Austrian National Tourist Office: Franz Lehár
The Merry Widow Centenary
The Guide to Light Opera and Operetta: Franz Lehár
Bach Cantatas Website: Performers: Yvonne Kenny
Sony Classical: Bo Skovhus
Sony Classical: Angelika Kirchschlager
ARIA: Gregory Turay
Lotfi Mansouri - Opera in Action
Cincinnati Symphony Orchestra: Conductors: Erich Kunzel


By Fred Plotkin

Although Viennese operetta as exemplified by "Die Fledermaus" and other works by Johann Strauss, Jr. is primarily a 19th-century art form, certain works were actually written in the early 20th century in the declining days of the rule of the Hapsburgs in Vienna, which ended with World War I.

Operetta in its heyday in Vienna was a combination of sentimentality and naughty fun. Lovers would have spats and then enter flirtations with other people before, usually, returning to their original partners. In the meantime, there would be party scenes; lots of champagne, food, and dancing; and funny subplots of mistaken identity.

To understand and appreciate operetta -- and for it to be performed correctly -- the most important thing to embrace is the mood and spirit of the form. All of the characters pursue pleasure in one way or another, and the comedic conflicts that arise are the result of these pursuits colliding in humorous ways.

One of the last great operettas was Franz Lehár's "The Merry Widow" (1905), which combines all the requisite elements: beautiful and danceable music, the air of romance, and sentimental feelings to which most audience members might connect. "The Merry Widow" has the added attraction of being set in Paris (though the characters mostly hail from an invented central European duchy called Pontevedria). The Parisian setting allows Viennese-type charm and naughtiness to come face to face with Parisian variety. So one can see and hear Slavic folk dancing in one scene and then a ripping Parisian can-can in another.

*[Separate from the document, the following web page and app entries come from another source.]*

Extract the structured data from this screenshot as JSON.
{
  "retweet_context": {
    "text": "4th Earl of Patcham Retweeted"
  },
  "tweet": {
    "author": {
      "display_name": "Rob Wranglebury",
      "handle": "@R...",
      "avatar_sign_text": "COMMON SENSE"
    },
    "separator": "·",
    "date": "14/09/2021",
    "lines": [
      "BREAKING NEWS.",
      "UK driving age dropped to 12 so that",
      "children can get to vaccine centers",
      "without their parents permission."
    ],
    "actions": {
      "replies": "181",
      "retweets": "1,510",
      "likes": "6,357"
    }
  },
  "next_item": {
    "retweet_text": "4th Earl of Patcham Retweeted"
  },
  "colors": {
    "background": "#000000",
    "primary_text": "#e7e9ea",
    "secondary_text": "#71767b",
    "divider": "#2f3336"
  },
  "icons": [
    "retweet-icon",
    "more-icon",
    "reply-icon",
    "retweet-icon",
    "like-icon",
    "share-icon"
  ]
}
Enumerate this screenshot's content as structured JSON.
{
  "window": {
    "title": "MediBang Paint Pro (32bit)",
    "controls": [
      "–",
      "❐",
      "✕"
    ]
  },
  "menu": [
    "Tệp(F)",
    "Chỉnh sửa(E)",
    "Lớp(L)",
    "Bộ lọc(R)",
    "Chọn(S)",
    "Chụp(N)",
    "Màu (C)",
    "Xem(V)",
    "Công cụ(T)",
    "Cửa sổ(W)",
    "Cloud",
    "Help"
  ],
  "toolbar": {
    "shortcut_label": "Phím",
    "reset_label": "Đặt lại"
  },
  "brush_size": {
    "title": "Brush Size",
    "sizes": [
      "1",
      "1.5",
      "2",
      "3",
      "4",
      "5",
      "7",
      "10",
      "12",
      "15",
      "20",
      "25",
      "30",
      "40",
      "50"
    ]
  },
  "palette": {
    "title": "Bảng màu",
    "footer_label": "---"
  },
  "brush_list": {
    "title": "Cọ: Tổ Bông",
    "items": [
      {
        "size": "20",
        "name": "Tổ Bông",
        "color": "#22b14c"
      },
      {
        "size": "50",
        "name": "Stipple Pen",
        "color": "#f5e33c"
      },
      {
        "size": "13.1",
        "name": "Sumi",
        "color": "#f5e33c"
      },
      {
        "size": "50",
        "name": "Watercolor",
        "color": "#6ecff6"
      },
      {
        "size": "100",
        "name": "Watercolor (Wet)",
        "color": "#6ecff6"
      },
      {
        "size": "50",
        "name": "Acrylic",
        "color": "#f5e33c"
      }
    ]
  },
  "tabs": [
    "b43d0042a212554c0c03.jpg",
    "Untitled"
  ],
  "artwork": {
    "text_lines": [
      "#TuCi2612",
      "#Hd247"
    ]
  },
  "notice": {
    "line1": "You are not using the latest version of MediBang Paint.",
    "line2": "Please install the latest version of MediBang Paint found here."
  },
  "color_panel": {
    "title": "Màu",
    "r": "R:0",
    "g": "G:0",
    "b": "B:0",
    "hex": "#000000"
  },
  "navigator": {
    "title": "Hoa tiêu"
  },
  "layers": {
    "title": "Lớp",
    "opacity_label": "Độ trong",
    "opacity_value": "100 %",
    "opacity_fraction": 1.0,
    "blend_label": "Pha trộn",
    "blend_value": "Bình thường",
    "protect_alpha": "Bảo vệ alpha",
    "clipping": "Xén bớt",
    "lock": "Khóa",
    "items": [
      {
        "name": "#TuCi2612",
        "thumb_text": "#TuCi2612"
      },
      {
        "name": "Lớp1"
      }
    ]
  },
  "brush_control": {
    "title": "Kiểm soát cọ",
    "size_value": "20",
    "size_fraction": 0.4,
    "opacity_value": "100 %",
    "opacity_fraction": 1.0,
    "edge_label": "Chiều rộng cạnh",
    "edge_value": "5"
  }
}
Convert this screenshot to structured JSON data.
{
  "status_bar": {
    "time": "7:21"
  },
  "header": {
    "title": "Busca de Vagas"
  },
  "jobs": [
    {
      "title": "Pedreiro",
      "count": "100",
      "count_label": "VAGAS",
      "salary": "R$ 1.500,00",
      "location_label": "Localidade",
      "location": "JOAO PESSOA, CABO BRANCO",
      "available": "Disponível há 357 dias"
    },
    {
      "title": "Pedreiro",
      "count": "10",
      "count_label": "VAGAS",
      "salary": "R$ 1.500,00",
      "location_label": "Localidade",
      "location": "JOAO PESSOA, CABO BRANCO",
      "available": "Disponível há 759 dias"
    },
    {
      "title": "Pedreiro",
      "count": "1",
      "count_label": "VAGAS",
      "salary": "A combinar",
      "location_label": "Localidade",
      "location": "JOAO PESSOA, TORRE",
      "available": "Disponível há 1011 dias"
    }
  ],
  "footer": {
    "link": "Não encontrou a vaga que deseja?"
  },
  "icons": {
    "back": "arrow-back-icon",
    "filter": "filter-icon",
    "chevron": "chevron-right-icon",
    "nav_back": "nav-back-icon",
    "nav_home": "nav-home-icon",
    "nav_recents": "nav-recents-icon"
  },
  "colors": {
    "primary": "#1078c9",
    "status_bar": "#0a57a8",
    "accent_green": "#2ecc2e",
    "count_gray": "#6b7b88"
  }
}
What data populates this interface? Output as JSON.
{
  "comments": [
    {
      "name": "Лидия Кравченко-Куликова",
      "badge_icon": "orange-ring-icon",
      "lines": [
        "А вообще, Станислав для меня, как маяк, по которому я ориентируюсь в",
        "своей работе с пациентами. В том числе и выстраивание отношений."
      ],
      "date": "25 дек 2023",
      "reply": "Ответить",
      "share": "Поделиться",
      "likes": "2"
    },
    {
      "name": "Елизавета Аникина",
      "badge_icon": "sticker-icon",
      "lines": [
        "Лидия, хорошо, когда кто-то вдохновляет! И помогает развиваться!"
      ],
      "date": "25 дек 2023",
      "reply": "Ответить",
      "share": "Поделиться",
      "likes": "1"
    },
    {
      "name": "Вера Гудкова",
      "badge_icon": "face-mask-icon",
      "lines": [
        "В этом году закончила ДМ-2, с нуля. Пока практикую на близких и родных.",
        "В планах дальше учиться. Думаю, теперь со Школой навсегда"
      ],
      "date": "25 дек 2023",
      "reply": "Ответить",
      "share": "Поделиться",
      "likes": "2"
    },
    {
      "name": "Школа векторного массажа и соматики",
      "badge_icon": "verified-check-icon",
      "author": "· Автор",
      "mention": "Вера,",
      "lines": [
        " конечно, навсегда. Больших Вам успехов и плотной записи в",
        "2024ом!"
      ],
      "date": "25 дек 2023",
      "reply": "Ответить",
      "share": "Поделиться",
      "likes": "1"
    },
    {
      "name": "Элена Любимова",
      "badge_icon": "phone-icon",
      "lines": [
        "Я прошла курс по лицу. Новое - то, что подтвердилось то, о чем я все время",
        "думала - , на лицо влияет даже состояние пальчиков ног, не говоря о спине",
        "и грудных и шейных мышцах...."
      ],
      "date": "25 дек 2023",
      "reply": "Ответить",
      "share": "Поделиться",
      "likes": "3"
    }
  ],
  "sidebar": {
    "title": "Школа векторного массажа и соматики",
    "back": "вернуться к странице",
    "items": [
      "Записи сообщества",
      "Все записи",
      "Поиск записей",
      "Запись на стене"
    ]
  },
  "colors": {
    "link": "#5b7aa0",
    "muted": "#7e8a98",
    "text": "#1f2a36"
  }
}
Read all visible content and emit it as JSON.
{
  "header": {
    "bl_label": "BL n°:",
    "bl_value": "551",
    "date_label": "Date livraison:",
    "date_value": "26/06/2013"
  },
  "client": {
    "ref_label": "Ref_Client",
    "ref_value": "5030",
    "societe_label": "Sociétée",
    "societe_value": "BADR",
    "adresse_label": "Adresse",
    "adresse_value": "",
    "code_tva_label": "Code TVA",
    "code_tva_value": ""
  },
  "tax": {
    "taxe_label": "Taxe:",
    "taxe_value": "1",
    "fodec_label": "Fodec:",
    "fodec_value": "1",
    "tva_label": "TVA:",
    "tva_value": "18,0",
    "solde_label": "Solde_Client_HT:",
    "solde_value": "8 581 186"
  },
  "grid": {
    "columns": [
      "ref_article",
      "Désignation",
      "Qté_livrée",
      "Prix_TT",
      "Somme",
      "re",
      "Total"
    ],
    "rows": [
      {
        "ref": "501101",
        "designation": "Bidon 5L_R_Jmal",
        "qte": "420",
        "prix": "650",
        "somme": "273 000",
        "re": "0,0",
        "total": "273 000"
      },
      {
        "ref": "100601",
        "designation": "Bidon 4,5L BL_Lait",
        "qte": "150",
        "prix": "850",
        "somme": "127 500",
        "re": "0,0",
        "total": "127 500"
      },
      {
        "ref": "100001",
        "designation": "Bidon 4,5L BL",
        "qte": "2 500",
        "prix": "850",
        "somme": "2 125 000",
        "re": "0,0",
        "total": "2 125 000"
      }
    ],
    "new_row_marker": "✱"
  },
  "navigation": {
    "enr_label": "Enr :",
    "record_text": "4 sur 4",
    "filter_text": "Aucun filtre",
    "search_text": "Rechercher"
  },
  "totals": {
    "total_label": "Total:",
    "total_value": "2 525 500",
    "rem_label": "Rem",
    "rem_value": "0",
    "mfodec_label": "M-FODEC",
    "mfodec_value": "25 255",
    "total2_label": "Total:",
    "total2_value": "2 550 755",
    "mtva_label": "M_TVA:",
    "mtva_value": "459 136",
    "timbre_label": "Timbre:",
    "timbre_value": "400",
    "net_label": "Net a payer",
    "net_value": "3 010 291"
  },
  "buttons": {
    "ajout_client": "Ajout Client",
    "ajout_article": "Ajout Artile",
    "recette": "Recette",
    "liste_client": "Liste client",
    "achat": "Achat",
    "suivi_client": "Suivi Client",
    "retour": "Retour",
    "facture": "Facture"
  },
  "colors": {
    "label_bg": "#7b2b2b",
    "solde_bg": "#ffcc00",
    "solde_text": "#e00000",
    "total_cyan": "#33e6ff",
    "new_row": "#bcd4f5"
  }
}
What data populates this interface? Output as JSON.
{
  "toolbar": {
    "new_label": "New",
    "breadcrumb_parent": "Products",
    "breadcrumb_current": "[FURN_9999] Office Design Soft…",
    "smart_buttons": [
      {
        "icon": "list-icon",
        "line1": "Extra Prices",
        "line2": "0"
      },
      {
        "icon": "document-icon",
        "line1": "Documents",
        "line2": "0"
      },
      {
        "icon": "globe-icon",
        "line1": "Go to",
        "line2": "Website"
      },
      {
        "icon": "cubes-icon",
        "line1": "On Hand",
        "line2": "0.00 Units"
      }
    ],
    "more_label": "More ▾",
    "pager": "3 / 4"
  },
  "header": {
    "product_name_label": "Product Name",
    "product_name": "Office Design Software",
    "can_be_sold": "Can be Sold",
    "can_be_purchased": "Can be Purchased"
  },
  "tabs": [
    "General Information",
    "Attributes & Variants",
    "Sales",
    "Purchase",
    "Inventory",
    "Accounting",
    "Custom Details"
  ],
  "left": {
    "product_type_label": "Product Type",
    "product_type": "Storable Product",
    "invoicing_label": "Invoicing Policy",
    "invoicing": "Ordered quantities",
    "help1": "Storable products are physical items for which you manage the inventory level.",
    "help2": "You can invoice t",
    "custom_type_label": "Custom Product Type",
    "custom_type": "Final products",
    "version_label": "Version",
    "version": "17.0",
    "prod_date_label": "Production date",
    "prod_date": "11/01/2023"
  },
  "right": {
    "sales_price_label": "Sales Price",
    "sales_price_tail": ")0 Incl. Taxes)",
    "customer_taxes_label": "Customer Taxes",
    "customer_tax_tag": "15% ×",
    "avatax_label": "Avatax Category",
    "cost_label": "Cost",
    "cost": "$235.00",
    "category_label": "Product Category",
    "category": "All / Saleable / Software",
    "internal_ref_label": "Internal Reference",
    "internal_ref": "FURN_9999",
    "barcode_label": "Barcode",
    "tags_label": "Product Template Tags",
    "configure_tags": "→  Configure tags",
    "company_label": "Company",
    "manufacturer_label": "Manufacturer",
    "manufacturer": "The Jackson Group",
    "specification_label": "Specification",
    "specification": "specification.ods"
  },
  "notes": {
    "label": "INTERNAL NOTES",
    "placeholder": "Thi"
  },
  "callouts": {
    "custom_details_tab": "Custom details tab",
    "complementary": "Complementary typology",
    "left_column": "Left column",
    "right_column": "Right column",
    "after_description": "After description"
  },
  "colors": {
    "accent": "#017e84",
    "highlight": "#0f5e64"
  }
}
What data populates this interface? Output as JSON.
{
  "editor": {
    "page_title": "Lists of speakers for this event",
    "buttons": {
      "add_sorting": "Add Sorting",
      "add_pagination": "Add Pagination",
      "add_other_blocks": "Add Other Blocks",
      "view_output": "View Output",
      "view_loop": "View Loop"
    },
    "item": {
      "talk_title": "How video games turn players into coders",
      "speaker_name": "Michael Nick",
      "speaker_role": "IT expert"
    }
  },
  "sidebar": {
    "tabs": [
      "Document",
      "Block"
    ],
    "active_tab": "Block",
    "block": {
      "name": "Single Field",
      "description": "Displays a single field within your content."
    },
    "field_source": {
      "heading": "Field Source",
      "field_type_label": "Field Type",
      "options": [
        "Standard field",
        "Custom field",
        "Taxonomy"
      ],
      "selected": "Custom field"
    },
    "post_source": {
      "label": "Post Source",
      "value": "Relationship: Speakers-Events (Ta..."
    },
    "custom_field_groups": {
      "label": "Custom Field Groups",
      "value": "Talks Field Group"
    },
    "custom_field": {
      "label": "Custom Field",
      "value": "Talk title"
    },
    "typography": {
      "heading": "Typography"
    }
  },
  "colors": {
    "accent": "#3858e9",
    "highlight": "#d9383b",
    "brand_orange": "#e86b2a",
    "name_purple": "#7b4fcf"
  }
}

The story is really quite simple. Anna Glawari (Yvonne Kenny) is a wealthy widow from Pontevedria who lives in Paris. Her nation is in financial straits and Count Danilo (Bo Skovhus), a suave diplomat, is sent to encourage her to help her country, which she could best do if she married him and brought her money home. Anna knows, but does not say, that if she marries she will be forced to give up her money, and romantic complications ensue because Danilo has an eye for Parisian can-can girls. What we discover is that Anna actually loves Danilo, and we wait for him to come to this realization. Another important character is Camille de Rosillon (Gregory Turay), a young noble Frenchman who is in love with Valencienne (Angelika Kirchschlager), the Pontevedrian ambassador's wife, but feigns a courtship of Anna. Ultimately Danilo and Anna agree to marry when she is certain he loves her. At that point, she reveals that, yes, she will lose her fortune, but it will go to the man who wins her hand.

Top banner photos: Anna Glawari (Yvonne Kenny), the Merry Widow, with Camille de Rosillon (Gregory Turay) from Act I; and Anna Glawari (Kenny) from Act II and III.

From Act II, the garden of Anna Glawari's house.

The setting for Act II of the operetta, the garden of Anna Glawari's house in Paris.

Camille de Rosillon (Gregory Turay).

In the role of Camille de Rosillon, one of the Merry Widow's would-be suitors, is American tenor Gregory Turay.

Celebrating 30 Years: Opera programs became a regular feature on the series starting in 1975 with the broadcast of "Pagliacci."
T1 56K Celebrating 30 Years of Great Performances